Just as Alberta insurance companies are looking to receive major concessions from the Alberta government that would bolster their profits, a new analysis shows that auto insurers in the province are expected to experience a pre-tax profit of almost $1 billion from 2019 to 2020.
The $953 million expected pre-tax profit is a result of the following factors:
- The steep premium increases taken from Alberta drivers in 2019 & 2020
- Declines in claim costs sustained by insurers for property damage claims, collision claims and comprehensive coverage claims, and continued stability in bodily injury claims, among other insurer cost decreases, and
- The short-term effects of COVID-19 which have included fewer drivers on the road and fewer accidents

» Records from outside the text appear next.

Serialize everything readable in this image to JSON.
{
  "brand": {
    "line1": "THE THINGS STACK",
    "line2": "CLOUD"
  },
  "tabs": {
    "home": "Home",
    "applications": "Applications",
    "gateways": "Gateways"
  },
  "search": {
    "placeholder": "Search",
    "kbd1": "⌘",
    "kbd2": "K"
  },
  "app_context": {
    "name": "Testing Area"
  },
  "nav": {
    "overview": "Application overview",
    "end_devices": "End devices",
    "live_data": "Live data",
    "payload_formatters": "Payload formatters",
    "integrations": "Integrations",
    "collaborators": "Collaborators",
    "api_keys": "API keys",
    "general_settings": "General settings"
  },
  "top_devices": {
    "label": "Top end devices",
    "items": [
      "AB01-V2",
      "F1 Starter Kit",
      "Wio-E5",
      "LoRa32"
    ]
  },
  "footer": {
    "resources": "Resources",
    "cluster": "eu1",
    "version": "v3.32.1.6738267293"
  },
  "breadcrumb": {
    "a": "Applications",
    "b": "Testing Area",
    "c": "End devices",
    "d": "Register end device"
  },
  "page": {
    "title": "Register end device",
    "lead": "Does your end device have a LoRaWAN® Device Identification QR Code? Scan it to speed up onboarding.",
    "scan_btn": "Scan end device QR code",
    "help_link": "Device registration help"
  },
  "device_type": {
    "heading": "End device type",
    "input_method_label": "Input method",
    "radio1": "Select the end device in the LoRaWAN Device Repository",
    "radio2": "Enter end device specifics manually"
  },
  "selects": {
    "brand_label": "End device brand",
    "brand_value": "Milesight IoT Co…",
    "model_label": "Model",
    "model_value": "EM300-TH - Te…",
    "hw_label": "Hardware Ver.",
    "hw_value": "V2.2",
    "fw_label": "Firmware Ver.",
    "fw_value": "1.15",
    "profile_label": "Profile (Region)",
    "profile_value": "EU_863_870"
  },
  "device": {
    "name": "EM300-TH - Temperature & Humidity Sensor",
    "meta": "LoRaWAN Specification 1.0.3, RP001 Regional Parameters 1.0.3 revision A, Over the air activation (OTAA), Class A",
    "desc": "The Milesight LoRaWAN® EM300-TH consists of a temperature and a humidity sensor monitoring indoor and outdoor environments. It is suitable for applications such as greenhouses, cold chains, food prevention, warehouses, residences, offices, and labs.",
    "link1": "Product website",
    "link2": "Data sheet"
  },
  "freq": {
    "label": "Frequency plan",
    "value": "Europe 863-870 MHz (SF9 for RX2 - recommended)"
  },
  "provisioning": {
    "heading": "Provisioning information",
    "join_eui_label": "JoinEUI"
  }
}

The following breaks down the anticipated windfall for insurers:
Concern about profits is central to insurance company requests for insurance reform & rate hikes facing Albertans
Insurance companies have repeatedly claimed to the Alberta government that they are losing money and that provincial officials must make changes affecting the rights of Albertans if premiums are to stop escalating. Despite these claims that they’re losing money, this analysis, along with filings with the Alberta government show that Alberta’s insurers will be making hundreds of millions of dollars through 2019 and 2020.
It appears insurance industry lobbyists, having
found that no-fault auto insurance is unpopular with Albertans, now want to
change the legal definition of “minor injuries” to include chronic conditions
like concussions or traumatic brain injuries as a means to shortchange
Albertans and increase their profits.
These changes to Alberta’s insurance regulations are unfair to consumers, would cut out unbiased courts from settling insurance disputes, and would result in injured patients carrying more of the financial burden to support their recovery.
Essentially, insurance industry lobbyists want to regulate our rights away for their profit by getting the government to let them off the hook of compensating Albertans who get injured in an accident. The big problem is the Alberta government appears to be listening and time is running out to encourage the government to change course and put the rights of Albertans first ahead of corporate profits.